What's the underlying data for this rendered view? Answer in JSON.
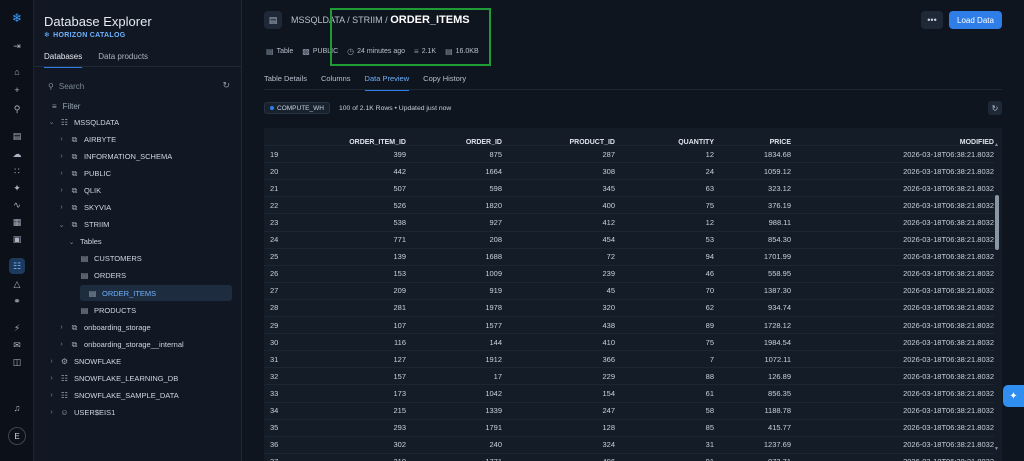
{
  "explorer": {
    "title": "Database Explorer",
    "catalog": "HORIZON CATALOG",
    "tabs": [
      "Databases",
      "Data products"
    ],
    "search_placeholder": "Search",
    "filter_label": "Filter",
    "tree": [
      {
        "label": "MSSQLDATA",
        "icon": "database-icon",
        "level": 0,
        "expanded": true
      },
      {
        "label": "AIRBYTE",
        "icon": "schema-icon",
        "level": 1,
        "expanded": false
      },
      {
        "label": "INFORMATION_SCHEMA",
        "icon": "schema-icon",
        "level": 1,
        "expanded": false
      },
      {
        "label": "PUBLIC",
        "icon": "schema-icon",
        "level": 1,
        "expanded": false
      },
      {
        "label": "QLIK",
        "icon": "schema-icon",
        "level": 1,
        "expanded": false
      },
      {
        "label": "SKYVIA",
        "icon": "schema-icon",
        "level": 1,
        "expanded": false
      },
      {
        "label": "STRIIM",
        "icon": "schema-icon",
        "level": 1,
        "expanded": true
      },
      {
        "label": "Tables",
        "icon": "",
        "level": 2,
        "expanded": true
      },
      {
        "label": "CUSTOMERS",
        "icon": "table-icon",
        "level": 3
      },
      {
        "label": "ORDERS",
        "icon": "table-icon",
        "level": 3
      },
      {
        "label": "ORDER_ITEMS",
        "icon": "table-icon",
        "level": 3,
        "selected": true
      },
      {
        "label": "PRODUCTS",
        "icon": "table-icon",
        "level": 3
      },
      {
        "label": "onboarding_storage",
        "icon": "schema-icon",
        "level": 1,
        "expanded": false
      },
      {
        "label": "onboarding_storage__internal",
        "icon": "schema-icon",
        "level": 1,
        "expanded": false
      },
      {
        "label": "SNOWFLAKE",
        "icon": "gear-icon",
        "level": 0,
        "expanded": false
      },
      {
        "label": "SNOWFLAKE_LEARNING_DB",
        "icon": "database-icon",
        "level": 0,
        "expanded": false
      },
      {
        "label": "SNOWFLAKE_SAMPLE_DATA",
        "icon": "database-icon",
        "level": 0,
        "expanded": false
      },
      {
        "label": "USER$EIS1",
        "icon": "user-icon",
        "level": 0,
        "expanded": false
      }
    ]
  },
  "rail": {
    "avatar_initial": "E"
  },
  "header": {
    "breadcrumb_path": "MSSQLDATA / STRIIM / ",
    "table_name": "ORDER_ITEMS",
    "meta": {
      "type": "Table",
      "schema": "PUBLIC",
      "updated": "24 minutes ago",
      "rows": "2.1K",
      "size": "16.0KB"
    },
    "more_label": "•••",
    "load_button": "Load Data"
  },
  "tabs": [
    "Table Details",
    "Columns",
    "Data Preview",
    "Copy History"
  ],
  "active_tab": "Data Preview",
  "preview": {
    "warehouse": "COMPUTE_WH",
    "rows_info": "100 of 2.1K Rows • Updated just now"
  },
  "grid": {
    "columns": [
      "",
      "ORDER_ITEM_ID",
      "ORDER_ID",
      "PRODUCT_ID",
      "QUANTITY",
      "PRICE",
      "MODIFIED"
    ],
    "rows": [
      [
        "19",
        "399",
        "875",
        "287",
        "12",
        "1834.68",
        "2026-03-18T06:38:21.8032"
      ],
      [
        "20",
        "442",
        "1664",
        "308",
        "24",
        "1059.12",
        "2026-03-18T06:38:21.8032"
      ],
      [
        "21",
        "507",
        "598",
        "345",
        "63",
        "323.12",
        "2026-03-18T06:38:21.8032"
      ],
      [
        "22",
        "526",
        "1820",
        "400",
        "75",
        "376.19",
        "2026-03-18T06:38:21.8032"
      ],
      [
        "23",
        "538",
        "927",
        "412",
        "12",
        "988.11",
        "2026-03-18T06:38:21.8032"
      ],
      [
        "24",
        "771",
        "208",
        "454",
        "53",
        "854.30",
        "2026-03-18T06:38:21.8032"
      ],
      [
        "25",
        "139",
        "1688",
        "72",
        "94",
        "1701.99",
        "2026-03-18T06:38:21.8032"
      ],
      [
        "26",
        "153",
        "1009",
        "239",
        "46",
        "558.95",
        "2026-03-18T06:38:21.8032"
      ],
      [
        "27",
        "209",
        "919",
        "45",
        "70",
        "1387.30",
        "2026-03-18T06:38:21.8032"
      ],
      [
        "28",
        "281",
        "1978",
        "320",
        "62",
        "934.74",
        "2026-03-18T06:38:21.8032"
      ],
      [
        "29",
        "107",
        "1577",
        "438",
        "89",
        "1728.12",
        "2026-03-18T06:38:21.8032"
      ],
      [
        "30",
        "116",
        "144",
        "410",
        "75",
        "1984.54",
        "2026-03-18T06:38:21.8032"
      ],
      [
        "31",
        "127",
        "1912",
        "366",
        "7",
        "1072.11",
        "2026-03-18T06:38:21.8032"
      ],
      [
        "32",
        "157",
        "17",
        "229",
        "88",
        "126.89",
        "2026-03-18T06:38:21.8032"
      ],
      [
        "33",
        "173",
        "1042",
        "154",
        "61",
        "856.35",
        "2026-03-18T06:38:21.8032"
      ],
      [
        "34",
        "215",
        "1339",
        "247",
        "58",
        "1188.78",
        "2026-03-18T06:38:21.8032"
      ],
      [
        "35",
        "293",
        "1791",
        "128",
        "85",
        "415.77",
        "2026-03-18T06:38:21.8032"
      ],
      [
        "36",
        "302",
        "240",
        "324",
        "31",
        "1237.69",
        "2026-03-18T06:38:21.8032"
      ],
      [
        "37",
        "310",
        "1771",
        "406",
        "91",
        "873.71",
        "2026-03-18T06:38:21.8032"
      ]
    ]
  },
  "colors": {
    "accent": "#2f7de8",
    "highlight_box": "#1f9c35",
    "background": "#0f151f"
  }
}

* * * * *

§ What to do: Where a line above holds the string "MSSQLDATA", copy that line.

§ Answer to the exercise:
        "label": "MSSQLDATA",
    "breadcrumb_path": "MSSQLDATA / STRIIM / ",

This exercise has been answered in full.